This is up to you. You can change employees’ salaries, but you have to do so in advance with proper notification. Whatever you do, don’t go in without a plan, or you can end up in a situation where you’re both angry, you still don’t have the client and nothing will have been accomplished.
After you’ve determined what is and is not acceptable, you can have a discussion with her. Note, I used the word “discussion,” not “confrontation.” Confrontations are for when you discover one of your employees has been stealing printer ink and selling it on eBay. Discussions are for when you’re feeling frustrated.
So here it goes.
You: Jane, you’ve been here for six months, and your performance overall is great. For instance [example 1] and [example 2] were very beneficial to our company, and we’re glad to have you on board.
Business development director: (At this point, she’ll probably say thank you, or she might bring up Big Client on her own. Assuming she just says thank you, continue along these lines.)
You: I do have one big concern. As you know, when you came on board, you promised to land Big Client. That is not going to happen. Your compensation was based on this promise, which has not been fulfilled. At this point, I believe it makes sense to change your compensation structure to be a base salary plus commission instead of straight salary. What do you think?
BDD: [Expresses her feelings]
Your discussion will go forward from there. The critical part is that you don’t spend the next five years angry. If she’s rational, she’ll probably agree that she screwed up. If she starts getting defensive and blaming other people, that might be an indication that it’s worth it to let her go. But keep in mind that she might be correct that there were forces beyond her control. For instance, were the numbers that finance put together wrong or too high, and that’s why the client didn’t sign on? Did the creative people botch the presentation? Were there other things at play here?
Hopefully, after the two of you have spoken, she’ll know where she stands, and you’ll know what to expect.
Quality communication goes far beyond organizational structures, clear directives and efficient systems. Time and again, I’ve watched highly effective teams crumble due to a lack of effective dialogue. And that’s because the most successful way to engage and improve your company is not by talking. It’s by listening.
Last year, I paid someone to relocate for a position with our company. I had the person sign a contract requiring repayment if she left before one year. At one year and two weeks, she quit. Now it’s looking like I need to recruit from out of the area again. Are there any tips you can give me for making sure that the person doesn’t run out the door?
We’re hiring a new office manager and looking for someone trustworthy and friendly. Going through applications, we found that some of the hiring staff were able to view applicants’ Facebook profiles, either due to mutual friends or because of the applicant’s privacy settings. Are there any legal reasons not to do this? Can we raise questions during interviews based on the information we’ve learned via social media?
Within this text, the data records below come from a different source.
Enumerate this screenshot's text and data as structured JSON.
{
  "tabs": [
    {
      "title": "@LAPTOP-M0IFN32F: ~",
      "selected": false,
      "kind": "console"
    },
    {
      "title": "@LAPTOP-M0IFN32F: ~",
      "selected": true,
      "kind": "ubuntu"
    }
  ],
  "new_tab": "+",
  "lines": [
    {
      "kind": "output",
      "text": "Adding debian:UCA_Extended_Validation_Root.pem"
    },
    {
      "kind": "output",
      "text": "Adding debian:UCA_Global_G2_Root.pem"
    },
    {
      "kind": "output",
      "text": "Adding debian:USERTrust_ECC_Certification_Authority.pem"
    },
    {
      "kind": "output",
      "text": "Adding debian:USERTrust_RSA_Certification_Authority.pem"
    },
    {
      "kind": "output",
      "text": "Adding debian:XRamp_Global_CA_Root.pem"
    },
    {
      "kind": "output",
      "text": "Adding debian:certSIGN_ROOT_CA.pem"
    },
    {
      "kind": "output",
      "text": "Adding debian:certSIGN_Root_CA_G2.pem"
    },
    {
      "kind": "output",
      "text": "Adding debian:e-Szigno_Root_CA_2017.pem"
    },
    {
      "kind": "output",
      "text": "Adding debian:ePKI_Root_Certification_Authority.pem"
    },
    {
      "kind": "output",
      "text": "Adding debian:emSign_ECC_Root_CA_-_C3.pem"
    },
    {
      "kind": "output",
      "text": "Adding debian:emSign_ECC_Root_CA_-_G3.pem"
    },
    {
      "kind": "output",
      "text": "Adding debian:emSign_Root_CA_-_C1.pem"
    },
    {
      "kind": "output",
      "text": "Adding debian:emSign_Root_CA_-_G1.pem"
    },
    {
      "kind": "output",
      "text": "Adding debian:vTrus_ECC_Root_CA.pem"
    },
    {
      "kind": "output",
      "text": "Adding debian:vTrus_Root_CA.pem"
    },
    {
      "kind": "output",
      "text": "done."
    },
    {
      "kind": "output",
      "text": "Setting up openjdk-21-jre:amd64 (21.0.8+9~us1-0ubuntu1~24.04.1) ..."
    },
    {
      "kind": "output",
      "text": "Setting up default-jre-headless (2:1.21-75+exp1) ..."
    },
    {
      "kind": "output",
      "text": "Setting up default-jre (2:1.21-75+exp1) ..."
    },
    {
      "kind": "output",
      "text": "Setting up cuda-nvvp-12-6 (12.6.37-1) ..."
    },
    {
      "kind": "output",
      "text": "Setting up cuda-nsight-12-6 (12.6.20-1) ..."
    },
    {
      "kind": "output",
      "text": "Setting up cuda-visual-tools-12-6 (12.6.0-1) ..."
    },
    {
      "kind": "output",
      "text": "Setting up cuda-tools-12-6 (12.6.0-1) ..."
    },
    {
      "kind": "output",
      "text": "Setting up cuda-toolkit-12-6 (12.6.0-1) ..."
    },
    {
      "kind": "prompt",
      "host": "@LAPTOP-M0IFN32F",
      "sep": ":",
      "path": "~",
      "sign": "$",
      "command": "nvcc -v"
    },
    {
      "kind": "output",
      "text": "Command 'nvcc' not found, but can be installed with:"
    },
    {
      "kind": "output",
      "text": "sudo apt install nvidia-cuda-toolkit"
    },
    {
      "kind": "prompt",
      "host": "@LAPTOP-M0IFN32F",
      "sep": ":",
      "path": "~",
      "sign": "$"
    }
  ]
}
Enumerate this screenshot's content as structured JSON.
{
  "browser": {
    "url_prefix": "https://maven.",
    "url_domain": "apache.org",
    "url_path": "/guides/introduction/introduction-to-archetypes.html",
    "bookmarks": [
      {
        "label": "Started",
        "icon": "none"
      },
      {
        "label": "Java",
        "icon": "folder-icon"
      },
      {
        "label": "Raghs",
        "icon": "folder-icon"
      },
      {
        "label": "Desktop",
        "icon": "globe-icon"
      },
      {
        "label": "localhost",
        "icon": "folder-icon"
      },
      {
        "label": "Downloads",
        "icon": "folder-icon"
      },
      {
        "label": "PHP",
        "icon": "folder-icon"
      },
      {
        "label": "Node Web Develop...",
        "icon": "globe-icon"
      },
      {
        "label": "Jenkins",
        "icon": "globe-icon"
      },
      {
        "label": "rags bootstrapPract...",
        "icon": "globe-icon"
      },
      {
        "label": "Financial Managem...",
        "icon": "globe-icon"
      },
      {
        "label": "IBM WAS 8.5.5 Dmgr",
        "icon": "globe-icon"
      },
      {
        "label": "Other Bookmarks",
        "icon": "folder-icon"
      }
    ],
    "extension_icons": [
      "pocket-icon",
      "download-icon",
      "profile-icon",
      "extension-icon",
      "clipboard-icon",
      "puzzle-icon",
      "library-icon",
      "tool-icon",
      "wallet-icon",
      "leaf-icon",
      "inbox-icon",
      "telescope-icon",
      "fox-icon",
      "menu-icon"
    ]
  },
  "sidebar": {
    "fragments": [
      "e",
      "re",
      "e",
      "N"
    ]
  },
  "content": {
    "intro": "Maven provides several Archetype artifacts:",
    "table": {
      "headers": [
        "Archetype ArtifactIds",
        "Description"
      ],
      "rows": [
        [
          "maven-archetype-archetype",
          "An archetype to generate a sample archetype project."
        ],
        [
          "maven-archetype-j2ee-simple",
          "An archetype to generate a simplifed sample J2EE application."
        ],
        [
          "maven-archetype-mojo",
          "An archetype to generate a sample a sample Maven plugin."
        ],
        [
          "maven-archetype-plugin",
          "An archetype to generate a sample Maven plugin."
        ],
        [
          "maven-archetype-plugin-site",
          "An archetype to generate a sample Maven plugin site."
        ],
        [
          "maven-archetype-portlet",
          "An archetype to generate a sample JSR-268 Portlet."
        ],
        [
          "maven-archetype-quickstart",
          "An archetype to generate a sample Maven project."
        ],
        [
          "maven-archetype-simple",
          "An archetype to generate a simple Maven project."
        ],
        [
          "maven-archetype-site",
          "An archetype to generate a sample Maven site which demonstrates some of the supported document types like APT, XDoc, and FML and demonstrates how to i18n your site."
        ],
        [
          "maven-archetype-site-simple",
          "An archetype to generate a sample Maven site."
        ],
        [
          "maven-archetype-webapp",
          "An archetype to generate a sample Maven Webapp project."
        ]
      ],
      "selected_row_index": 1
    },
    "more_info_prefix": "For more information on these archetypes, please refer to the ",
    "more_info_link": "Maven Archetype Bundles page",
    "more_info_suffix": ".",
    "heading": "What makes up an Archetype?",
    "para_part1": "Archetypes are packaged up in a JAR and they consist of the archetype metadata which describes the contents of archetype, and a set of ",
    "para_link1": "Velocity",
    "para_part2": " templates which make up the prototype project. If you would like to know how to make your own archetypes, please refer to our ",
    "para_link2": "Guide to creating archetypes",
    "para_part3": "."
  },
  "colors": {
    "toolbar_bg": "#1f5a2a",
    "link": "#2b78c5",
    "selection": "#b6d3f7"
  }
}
Thinking about progressive company cultures probably brings to mind businesses like Google, Twitter, Facebook — companies with free snacks and bean bag chairs. But it’s not the toys and perks that create these cultures. Collaborative-style seating and ping pong tables are the side effects, rather than the catalysts, of enviable and innovative company cultures.